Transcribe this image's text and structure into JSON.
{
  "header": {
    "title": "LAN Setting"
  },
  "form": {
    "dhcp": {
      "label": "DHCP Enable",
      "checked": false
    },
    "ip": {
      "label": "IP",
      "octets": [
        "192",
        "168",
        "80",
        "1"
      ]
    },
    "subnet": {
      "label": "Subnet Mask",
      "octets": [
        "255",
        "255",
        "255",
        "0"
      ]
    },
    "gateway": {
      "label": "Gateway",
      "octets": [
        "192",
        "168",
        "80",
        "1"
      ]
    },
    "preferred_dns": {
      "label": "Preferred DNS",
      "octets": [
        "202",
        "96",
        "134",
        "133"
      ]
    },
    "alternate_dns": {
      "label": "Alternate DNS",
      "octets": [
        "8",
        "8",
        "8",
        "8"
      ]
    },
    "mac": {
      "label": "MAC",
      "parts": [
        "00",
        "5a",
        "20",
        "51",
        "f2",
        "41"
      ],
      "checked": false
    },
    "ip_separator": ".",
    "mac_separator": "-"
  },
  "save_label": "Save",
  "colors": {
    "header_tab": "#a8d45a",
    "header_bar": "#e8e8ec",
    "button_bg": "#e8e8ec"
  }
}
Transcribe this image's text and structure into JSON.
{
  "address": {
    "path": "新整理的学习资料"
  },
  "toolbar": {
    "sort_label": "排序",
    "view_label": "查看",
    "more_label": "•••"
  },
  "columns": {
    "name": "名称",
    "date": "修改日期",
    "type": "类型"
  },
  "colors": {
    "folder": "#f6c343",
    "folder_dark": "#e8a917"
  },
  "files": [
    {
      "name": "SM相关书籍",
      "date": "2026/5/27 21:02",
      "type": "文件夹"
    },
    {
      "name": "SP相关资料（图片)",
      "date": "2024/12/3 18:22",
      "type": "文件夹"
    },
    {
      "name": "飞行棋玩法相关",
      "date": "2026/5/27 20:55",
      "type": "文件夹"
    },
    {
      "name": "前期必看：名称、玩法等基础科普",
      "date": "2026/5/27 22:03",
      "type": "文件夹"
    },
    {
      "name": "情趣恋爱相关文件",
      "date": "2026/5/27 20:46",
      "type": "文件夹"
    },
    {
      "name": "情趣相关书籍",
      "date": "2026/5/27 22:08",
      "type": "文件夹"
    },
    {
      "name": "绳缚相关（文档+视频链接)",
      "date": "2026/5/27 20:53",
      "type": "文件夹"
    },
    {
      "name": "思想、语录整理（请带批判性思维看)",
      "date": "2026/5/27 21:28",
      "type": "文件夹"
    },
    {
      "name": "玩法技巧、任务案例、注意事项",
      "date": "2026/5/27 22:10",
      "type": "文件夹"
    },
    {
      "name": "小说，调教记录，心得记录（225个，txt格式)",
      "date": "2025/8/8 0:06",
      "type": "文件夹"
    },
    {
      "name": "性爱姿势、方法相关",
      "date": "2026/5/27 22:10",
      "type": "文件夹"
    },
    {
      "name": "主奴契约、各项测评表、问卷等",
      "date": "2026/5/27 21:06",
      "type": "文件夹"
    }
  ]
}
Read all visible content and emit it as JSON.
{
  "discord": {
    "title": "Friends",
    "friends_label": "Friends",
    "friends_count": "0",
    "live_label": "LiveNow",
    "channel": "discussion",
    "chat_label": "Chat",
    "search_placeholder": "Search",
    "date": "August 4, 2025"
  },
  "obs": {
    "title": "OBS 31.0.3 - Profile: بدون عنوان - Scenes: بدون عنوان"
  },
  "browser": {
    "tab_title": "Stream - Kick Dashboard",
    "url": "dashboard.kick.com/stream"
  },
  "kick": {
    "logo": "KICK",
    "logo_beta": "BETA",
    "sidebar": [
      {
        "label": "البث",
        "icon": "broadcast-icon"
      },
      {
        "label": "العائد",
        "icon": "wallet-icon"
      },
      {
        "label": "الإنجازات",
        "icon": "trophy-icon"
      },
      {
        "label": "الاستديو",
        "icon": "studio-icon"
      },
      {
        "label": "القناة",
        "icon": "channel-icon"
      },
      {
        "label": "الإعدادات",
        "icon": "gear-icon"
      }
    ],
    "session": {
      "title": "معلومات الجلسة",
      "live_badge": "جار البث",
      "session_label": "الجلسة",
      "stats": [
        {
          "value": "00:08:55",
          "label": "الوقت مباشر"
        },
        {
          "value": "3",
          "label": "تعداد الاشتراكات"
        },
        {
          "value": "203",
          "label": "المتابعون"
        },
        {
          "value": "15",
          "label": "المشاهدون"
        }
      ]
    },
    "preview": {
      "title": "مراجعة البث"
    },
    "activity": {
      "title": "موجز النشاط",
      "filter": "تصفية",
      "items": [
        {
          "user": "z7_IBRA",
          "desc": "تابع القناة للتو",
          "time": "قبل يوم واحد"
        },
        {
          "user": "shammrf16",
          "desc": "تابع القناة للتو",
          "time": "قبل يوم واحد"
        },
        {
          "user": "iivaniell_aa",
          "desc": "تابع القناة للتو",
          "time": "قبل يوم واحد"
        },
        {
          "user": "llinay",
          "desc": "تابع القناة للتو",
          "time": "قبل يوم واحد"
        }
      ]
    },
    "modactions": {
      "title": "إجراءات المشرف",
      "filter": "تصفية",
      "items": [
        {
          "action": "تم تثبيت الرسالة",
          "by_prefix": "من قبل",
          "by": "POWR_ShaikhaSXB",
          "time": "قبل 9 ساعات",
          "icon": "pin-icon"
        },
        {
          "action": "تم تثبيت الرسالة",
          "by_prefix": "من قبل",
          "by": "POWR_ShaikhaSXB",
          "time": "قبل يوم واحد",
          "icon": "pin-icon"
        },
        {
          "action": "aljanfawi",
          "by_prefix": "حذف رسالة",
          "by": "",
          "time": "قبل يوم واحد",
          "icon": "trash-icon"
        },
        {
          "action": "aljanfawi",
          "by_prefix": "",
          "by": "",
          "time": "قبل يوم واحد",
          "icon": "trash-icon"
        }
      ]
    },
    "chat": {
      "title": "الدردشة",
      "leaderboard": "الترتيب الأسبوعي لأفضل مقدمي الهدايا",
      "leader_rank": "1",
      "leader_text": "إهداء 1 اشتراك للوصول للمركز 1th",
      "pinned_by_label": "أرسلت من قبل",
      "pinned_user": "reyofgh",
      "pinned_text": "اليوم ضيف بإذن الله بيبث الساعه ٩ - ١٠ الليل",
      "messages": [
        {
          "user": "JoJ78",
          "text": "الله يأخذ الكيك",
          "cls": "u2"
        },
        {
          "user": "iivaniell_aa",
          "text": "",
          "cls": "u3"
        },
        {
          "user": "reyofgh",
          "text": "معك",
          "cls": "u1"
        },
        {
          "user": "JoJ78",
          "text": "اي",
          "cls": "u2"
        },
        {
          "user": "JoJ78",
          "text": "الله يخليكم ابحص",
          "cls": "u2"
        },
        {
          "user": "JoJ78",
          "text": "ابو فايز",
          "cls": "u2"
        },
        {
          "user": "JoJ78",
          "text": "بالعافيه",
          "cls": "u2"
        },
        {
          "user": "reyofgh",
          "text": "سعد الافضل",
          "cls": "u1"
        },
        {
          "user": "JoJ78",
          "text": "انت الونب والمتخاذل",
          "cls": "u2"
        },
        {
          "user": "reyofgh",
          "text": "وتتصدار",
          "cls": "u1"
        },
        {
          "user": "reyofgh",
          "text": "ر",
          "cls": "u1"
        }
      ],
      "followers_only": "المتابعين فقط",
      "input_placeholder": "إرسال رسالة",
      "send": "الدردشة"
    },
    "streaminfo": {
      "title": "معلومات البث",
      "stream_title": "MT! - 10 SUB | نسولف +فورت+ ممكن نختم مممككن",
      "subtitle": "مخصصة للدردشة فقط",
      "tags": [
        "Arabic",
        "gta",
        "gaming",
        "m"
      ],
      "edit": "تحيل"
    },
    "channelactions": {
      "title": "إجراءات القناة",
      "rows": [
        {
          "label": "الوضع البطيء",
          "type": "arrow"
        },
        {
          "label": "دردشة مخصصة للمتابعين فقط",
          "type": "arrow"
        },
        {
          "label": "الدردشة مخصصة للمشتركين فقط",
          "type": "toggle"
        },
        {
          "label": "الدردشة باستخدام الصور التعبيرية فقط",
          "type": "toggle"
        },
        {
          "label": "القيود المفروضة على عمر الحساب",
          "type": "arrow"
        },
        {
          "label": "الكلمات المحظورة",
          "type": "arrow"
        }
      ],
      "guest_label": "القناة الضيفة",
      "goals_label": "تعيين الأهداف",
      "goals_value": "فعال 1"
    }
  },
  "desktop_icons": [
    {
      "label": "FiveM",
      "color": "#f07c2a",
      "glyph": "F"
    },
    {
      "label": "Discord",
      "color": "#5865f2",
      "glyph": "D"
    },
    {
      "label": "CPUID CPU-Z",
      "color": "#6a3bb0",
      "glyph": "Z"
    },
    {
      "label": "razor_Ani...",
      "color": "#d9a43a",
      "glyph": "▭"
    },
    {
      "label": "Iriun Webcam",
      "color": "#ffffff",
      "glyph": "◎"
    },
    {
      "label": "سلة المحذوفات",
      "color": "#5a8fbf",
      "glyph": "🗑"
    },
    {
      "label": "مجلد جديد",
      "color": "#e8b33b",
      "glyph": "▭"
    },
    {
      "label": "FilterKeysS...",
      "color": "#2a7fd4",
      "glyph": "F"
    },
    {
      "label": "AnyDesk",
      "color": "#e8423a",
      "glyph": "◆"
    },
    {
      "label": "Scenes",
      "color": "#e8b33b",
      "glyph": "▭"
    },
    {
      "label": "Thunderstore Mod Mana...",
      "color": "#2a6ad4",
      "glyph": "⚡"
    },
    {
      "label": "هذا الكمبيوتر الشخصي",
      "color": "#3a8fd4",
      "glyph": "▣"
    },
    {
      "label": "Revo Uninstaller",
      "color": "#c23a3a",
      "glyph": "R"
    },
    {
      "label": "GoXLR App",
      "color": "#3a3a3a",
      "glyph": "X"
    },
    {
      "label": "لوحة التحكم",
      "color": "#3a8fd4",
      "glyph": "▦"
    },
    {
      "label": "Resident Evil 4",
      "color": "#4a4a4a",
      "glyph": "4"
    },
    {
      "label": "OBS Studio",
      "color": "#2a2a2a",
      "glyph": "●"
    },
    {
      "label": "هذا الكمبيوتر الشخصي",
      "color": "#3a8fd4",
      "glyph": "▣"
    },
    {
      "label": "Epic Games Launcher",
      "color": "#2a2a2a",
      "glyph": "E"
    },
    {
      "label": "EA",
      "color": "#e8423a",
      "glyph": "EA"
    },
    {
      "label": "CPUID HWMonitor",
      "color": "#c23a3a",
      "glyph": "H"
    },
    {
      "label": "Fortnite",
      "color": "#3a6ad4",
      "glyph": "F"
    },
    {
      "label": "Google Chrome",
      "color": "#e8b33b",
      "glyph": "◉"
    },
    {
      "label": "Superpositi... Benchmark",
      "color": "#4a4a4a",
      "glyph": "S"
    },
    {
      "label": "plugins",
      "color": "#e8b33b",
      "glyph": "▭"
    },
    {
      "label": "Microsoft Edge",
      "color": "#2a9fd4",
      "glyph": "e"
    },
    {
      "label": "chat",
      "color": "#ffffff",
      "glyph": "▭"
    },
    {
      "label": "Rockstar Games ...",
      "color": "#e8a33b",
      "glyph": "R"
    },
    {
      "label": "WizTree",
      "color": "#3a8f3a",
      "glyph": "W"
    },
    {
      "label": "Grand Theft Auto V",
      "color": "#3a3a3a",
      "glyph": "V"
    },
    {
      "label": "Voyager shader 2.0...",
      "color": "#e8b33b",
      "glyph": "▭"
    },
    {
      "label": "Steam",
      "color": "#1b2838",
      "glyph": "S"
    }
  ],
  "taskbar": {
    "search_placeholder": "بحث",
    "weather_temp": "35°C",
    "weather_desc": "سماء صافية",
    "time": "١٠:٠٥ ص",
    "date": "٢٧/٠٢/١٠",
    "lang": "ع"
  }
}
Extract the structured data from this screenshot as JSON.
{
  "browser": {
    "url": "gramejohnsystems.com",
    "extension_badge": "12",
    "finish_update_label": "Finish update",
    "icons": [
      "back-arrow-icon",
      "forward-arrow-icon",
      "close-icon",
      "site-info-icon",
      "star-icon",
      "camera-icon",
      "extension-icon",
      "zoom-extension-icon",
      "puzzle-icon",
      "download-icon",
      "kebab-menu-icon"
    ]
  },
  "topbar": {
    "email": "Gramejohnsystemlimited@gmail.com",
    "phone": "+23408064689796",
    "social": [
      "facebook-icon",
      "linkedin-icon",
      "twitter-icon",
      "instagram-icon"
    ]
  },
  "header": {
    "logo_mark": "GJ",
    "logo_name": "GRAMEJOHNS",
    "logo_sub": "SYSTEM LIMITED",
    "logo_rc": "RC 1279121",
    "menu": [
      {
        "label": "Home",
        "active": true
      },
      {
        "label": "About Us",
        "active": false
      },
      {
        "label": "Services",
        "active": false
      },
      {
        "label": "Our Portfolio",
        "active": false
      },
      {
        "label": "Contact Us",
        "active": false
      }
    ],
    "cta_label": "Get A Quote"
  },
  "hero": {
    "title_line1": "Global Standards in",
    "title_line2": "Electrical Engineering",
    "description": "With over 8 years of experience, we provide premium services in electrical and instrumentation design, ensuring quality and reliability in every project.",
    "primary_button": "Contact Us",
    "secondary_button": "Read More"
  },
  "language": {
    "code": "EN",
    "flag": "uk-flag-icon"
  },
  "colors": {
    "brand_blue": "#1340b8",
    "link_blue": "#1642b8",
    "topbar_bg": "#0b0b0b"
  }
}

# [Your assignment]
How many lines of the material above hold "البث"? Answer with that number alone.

# [Result below]
4